You’ve finished your interview and you smile. You hit it off well with the interviewer and you didn’t trip and fumble over your words. Congratulations. A couple of days go by and ring, ring. The employer gives you a call. No worries. Except, all the worries come crashing down. The employer tells you that they reached out to a couple of your former co-workers to verify some things you said during the interview. You’re caught red-handed. You didn’t lie about what your co-workers thought of you; you just didn’t expect them to describe you as lazy, immature and irresponsible. Yikes.
If you don’t like talking about yourself, think about how someone else might describe you. If you’re someone who does enjoy talking about themselves, be careful with how you answer this question. What you might perceive in yourself as “taking initiative,” someone else might read as controlling. Before your interview, ask your former co-workers to describe you. Pro Tip: reach out to the people who liked you; they could be a potential reference in the future. Most of all, this question comes back to how well you know yourself. You want to leave a good impression, so keep your answer positive and honest.
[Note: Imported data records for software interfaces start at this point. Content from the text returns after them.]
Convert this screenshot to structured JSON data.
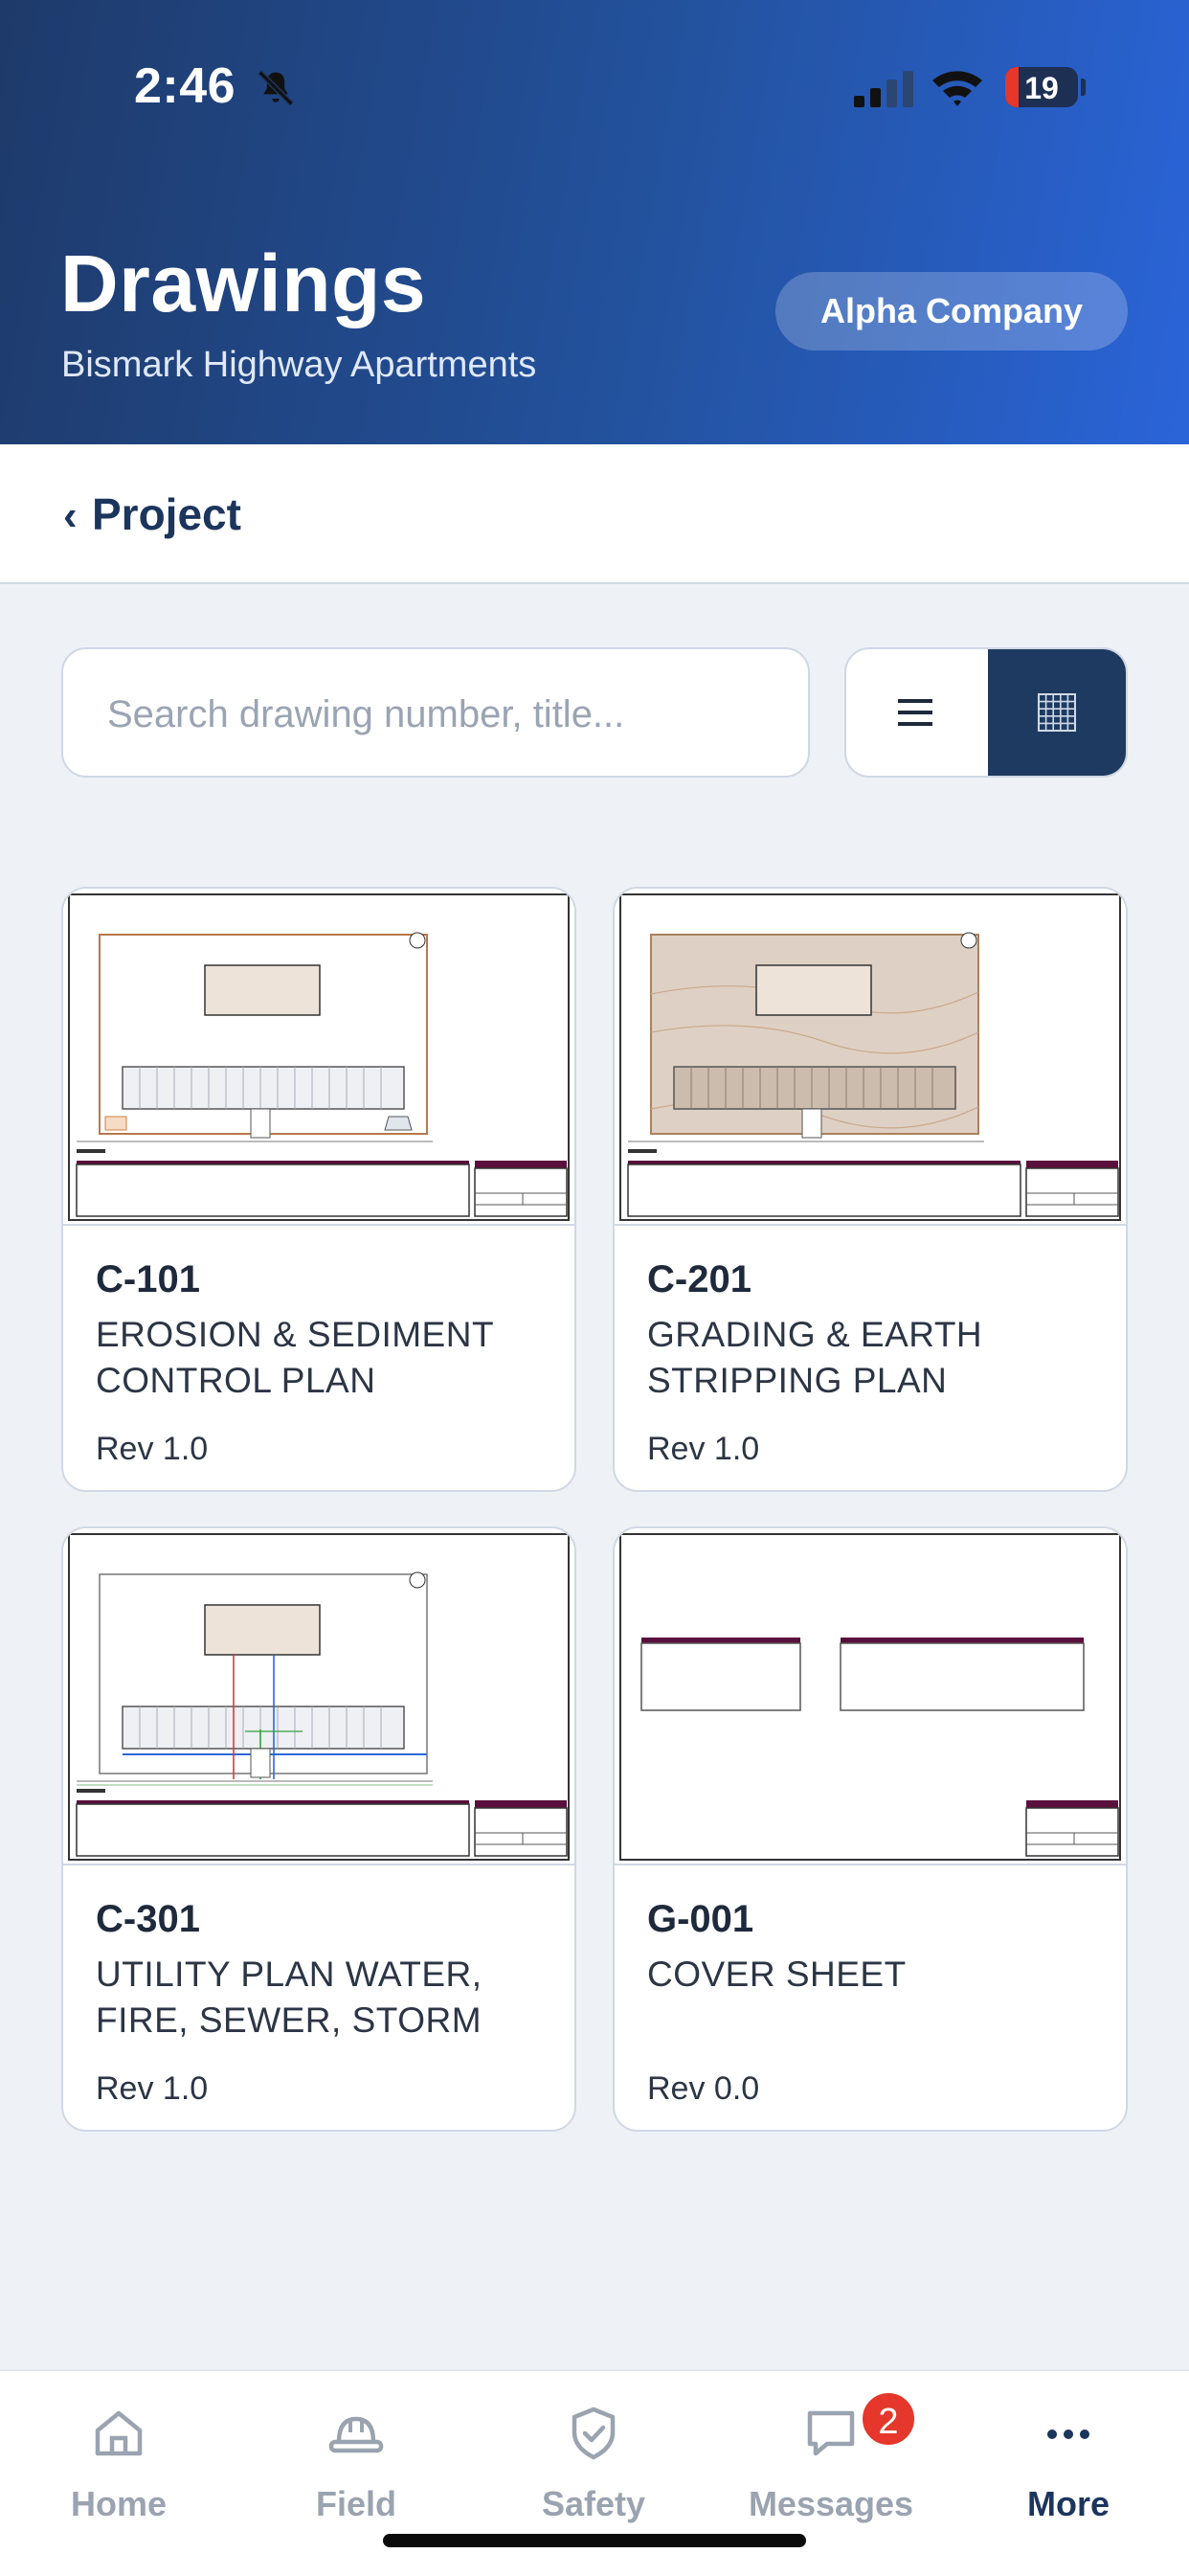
{
  "status_bar": {
    "time": "2:46",
    "battery": "19",
    "battery_level": 0.19
  },
  "header": {
    "title": "Drawings",
    "subtitle": "Bismark Highway Apartments",
    "company_button": "Alpha Company"
  },
  "nav": {
    "back_label": "Project",
    "back_chevron": "‹"
  },
  "search": {
    "placeholder": "Search drawing number, title...",
    "value": ""
  },
  "view_toggle": {
    "options": [
      "list-icon",
      "grid-icon"
    ],
    "selected": "grid"
  },
  "drawings": [
    {
      "number": "C-101",
      "title": "EROSION & SEDIMENT CONTROL PLAN",
      "rev": "Rev 1.0"
    },
    {
      "number": "C-201",
      "title": "GRADING & EARTH STRIPPING PLAN",
      "rev": "Rev 1.0"
    },
    {
      "number": "C-301",
      "title": "UTILITY PLAN WATER, FIRE, SEWER, STORM",
      "rev": "Rev 1.0"
    },
    {
      "number": "G-001",
      "title": "COVER SHEET",
      "rev": "Rev 0.0"
    }
  ],
  "tabs": [
    {
      "label": "Home",
      "icon": "home-icon"
    },
    {
      "label": "Field",
      "icon": "hardhat-icon"
    },
    {
      "label": "Safety",
      "icon": "shield-check-icon"
    },
    {
      "label": "Messages",
      "icon": "message-icon",
      "badge": "2"
    },
    {
      "label": "More",
      "icon": "more-icon"
    }
  ],
  "colors": {
    "accent": "#1e3a60",
    "badge": "#e5372b",
    "titleblock": "#5a0f3c"
  }
}
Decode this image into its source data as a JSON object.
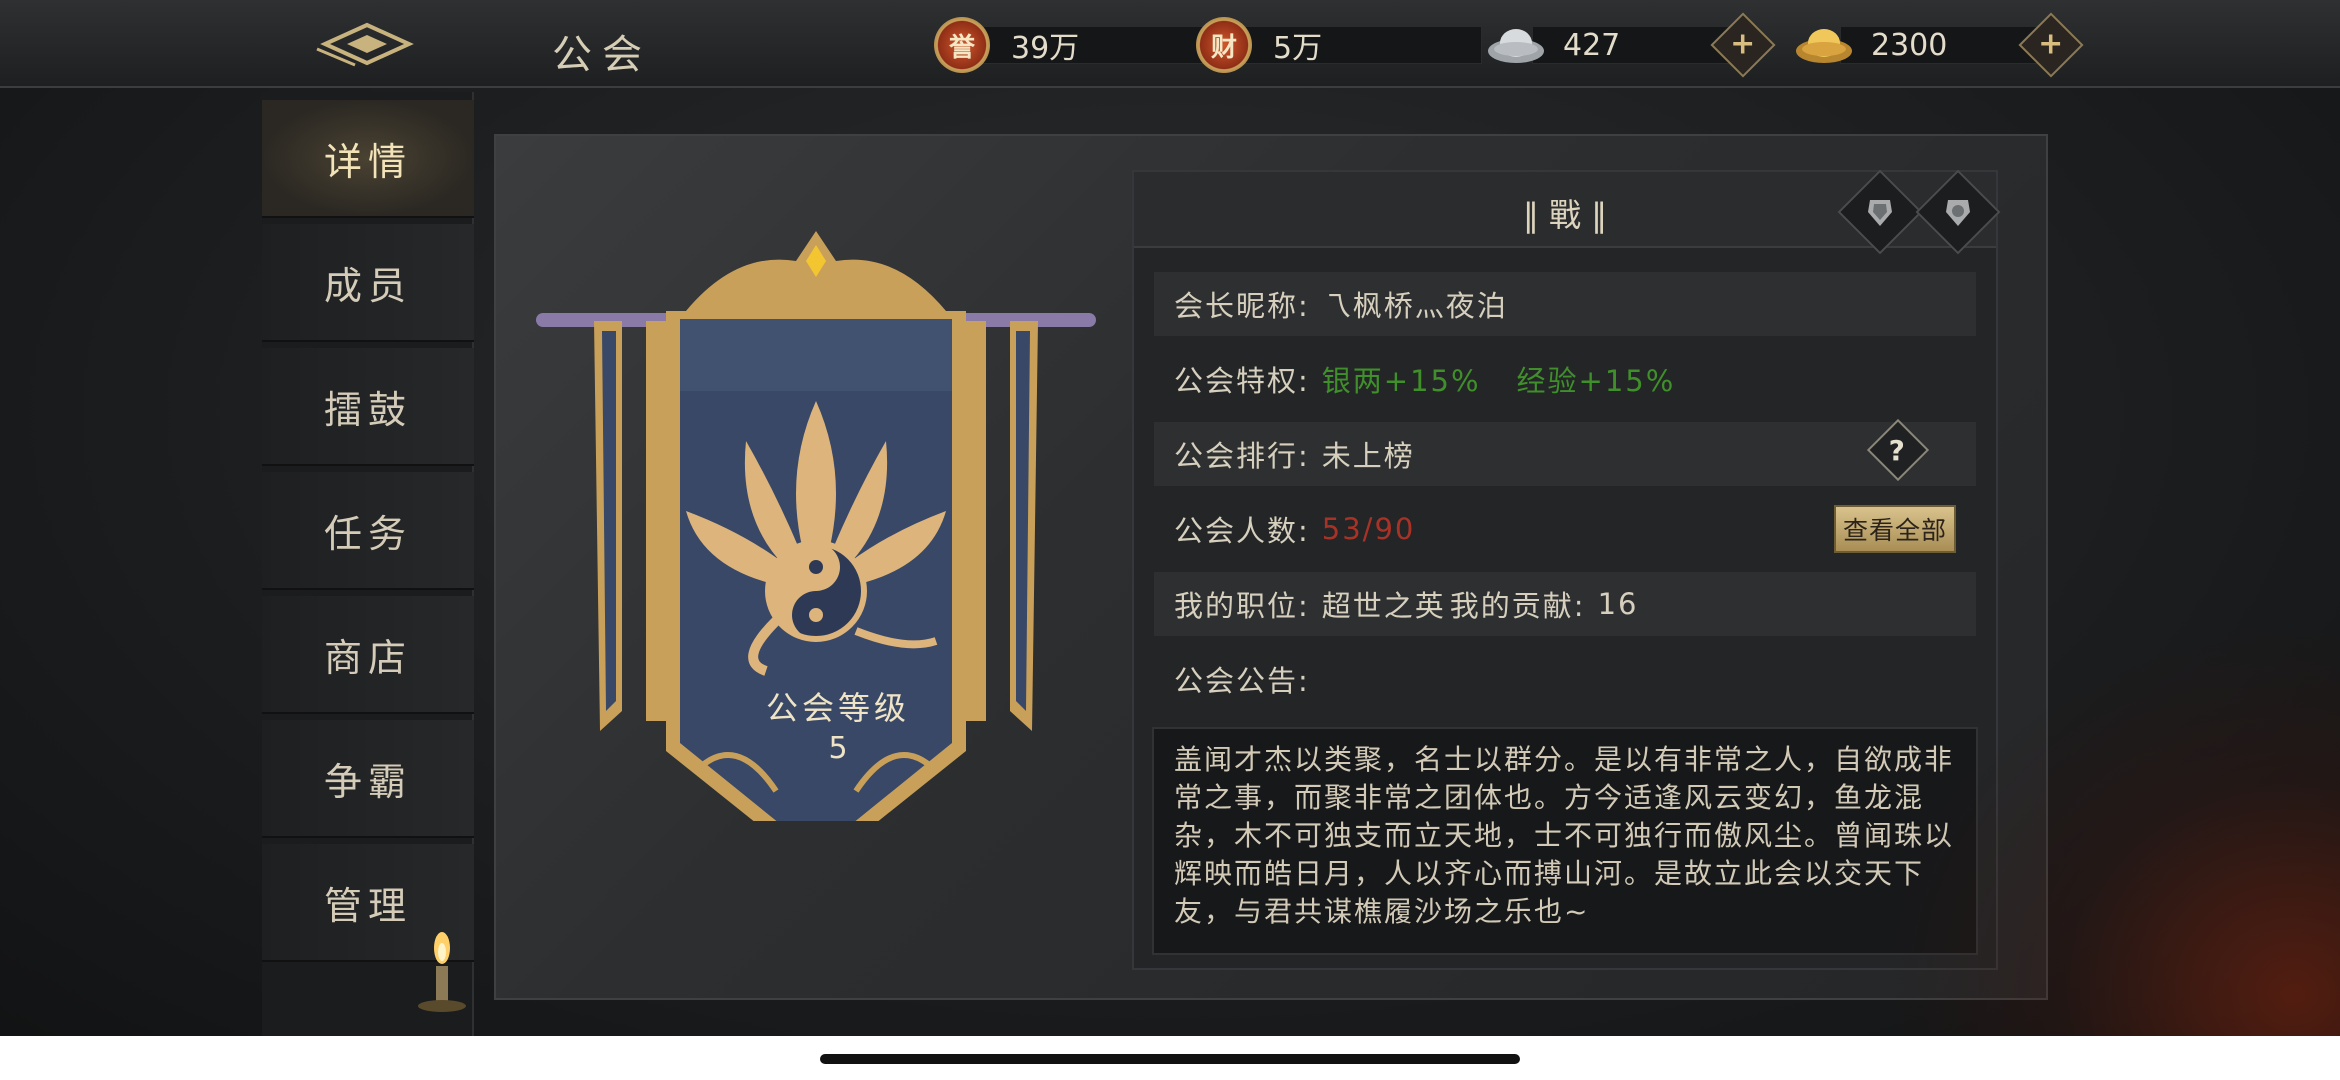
{
  "header": {
    "title": "公会",
    "currencies": [
      {
        "name": "honor",
        "value": "39万",
        "icon_label": "誉",
        "color": "#b84a2a"
      },
      {
        "name": "wealth",
        "value": "5万",
        "icon_label": "财",
        "color": "#b84a2a"
      },
      {
        "name": "silver",
        "value": "427"
      },
      {
        "name": "gold-ingot",
        "value": "2300"
      }
    ]
  },
  "sidebar": {
    "items": [
      {
        "label": "详情",
        "active": true
      },
      {
        "label": "成员"
      },
      {
        "label": "擂鼓"
      },
      {
        "label": "任务"
      },
      {
        "label": "商店"
      },
      {
        "label": "争霸"
      },
      {
        "label": "管理"
      }
    ]
  },
  "banner": {
    "title": "公会等级",
    "level": "5",
    "flag_color": "#394866",
    "trim_color": "#c9a05a"
  },
  "guild": {
    "name": "‖ 戰 ‖",
    "leader_label": "会长昵称:",
    "leader_value": "乁枫桥灬夜泊",
    "privilege_label": "公会特权:",
    "privilege_1": "银两+15%",
    "privilege_2": "经验+15%",
    "rank_label": "公会排行:",
    "rank_value": "未上榜",
    "help_label": "?",
    "members_label": "公会人数:",
    "members_value": "53/90",
    "view_all_label": "查看全部",
    "position_label": "我的职位:",
    "position_value": "超世之英",
    "contribution_label": "我的贡献:",
    "contribution_value": "16",
    "notice_label": "公会公告:",
    "notice_text": "盖闻才杰以类聚，名士以群分。是以有非常之人，自欲成非常之事，而聚非常之团体也。方今适逢风云变幻，鱼龙混杂，木不可独支而立天地，士不可独行而傲风尘。曾闻珠以辉映而皓日月，人以齐心而搏山河。是故立此会以交天下友，与君共谋樵履沙场之乐也~"
  }
}
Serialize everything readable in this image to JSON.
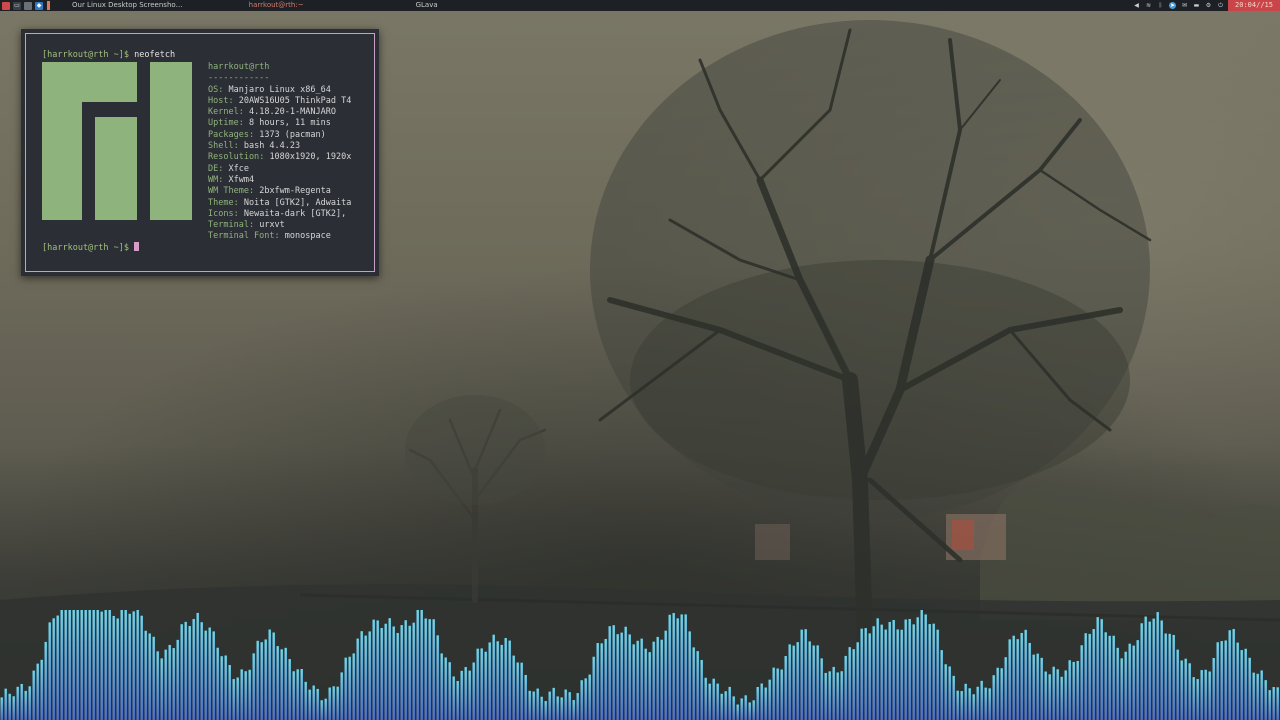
{
  "panel": {
    "launcher_icons": [
      "menu-icon",
      "terminal-icon",
      "files-icon",
      "vscode-icon",
      "separator-icon"
    ],
    "tasks": [
      {
        "label": "Our Linux Desktop Screensho…",
        "active": false
      },
      {
        "label": "harrkout@rth:~",
        "active": true
      },
      {
        "label": "GLava",
        "active": false
      }
    ],
    "tray_icons": [
      "volume-icon",
      "network-icon",
      "bluetooth-icon",
      "telegram-icon",
      "mail-icon",
      "battery-icon",
      "settings-icon",
      "power-icon"
    ],
    "clock": "20:04//15"
  },
  "terminal": {
    "prompt": "[harrkout@rth ~]$",
    "command": "neofetch",
    "user_host": "harrkout@rth",
    "separator": "------------",
    "info": [
      {
        "key": "OS",
        "value": "Manjaro Linux x86_64"
      },
      {
        "key": "Host",
        "value": "20AWS16U05 ThinkPad T4"
      },
      {
        "key": "Kernel",
        "value": "4.18.20-1-MANJARO"
      },
      {
        "key": "Uptime",
        "value": "8 hours, 11 mins"
      },
      {
        "key": "Packages",
        "value": "1373 (pacman)"
      },
      {
        "key": "Shell",
        "value": "bash 4.4.23"
      },
      {
        "key": "Resolution",
        "value": "1080x1920, 1920x"
      },
      {
        "key": "DE",
        "value": "Xfce"
      },
      {
        "key": "WM",
        "value": "Xfwm4"
      },
      {
        "key": "WM Theme",
        "value": "2bxfwm-Regenta"
      },
      {
        "key": "Theme",
        "value": "Noita [GTK2], Adwaita"
      },
      {
        "key": "Icons",
        "value": "Newaita-dark [GTK2],"
      },
      {
        "key": "Terminal",
        "value": "urxvt"
      },
      {
        "key": "Terminal Font",
        "value": "monospace"
      }
    ],
    "prompt_end": "[harrkout@rth ~]$",
    "colors": {
      "accent": "#8fb37c",
      "border": "#c7a0c6",
      "cursor": "#d79bc8",
      "background": "#2c2e36"
    }
  },
  "visualizer": {
    "colors": {
      "top": "#6fd6ee",
      "bottom": "#4a6fd0"
    }
  }
}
9. Convince Me You Can Adapt to a Wide Variety of People, Situations, and Environments
Cue the photo of a racially diverse group. Just kidding. Diversity in the workplace shows up in different ways. This question deals with how well you respond to change. You may be applying for a position that requires you to communicate with clients from all around the world. Maybe your physical workplace changes a lot—perhaps you’re outside one day, inside the next, at a new location some days. Who knows? More importantly—can you keep up?
For a question like this, it’s okay to draw from personal experience. “Skills are developed in many experiences: academics, extracurriculars, volunteer work, travels, growing up in another culture, being the first in one’s family to go to college, and more,” said Schell. Talking about your experiences with people can be a great way to tackle this question. For example, if you have a student job with Res-Life, you can bring up how you’ve helped resolve roommate conflicts between students or plan house-bonding events. Giving specific examples will help you sound even more convincing.
10. Give Me an Example of a Time You Were Able to Communicate Successfully with Another Person Even When That Individual Might Not Have Liked You (or Vice Versa)
At some point, we’ve all had to work with people we didn’t like. “Most companies nowadays are community project based where many projects you encounter require you to work with others,” said Liu. “The company wants someone who will put the company’s interest first, not their own emotions.” A question like this requires you to think about your communication and collaboration skills. “Your response should emphasize your ability to prioritize your responsibilities,” said Liu. Again, employers want to hire someone who will contribute to a peaceful, productive work environment.
**Updated on August 21, 2018 to include 10 interview questions by Patience Kayira.